____ DATA PROVIDED

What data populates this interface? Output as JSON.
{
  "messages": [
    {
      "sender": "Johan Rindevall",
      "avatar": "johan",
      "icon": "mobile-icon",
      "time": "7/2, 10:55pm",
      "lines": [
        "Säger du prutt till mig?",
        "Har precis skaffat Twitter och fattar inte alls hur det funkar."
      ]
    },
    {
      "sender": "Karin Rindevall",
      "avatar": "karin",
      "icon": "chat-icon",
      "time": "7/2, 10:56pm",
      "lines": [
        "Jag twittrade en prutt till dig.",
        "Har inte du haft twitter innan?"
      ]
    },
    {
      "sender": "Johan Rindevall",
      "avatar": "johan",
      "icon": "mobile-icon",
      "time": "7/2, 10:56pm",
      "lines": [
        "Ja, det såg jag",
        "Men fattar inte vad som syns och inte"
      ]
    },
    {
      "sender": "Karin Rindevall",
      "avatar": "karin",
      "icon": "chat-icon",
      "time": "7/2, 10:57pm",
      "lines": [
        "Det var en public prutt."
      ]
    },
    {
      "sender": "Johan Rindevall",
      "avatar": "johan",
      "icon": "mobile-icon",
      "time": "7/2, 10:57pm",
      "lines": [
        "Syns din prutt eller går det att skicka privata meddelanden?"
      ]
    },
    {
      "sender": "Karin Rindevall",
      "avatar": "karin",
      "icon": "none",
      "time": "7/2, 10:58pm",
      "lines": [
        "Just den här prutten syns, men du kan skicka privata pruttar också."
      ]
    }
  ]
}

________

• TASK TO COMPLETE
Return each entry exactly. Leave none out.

• RESULT
What data populates this interface? Output as JSON.
{
  "messages": [
    {
      "sender": "Johan Rindevall",
      "avatar": "johan",
      "icon": "mobile-icon",
      "time": "7/2, 10:55pm",
      "lines": [
        "Säger du prutt till mig?",
        "Har precis skaffat Twitter och fattar inte alls hur det funkar."
      ]
    },
    {
      "sender": "Karin Rindevall",
      "avatar": "karin",
      "icon": "chat-icon",
      "time": "7/2, 10:56pm",
      "lines": [
        "Jag twittrade en prutt till dig.",
        "Har inte du haft twitter innan?"
      ]
    },
    {
      "sender": "Johan Rindevall",
      "avatar": "johan",
      "icon": "mobile-icon",
      "time": "7/2, 10:56pm",
      "lines": [
        "Ja, det såg jag",
        "Men fattar inte vad som syns och inte"
      ]
    },
    {
      "sender": "Karin Rindevall",
      "avatar": "karin",
      "icon": "chat-icon",
      "time": "7/2, 10:57pm",
      "lines": [
        "Det var en public prutt."
      ]
    },
    {
      "sender": "Johan Rindevall",
      "avatar": "johan",
      "icon": "mobile-icon",
      "time": "7/2, 10:57pm",
      "lines": [
        "Syns din prutt eller går det att skicka privata meddelanden?"
      ]
    },
    {
      "sender": "Karin Rindevall",
      "avatar": "karin",
      "icon": "none",
      "time": "7/2, 10:58pm",
      "lines": [
        "Just den här prutten syns, men du kan skicka privata pruttar också."
      ]
    }
  ]
}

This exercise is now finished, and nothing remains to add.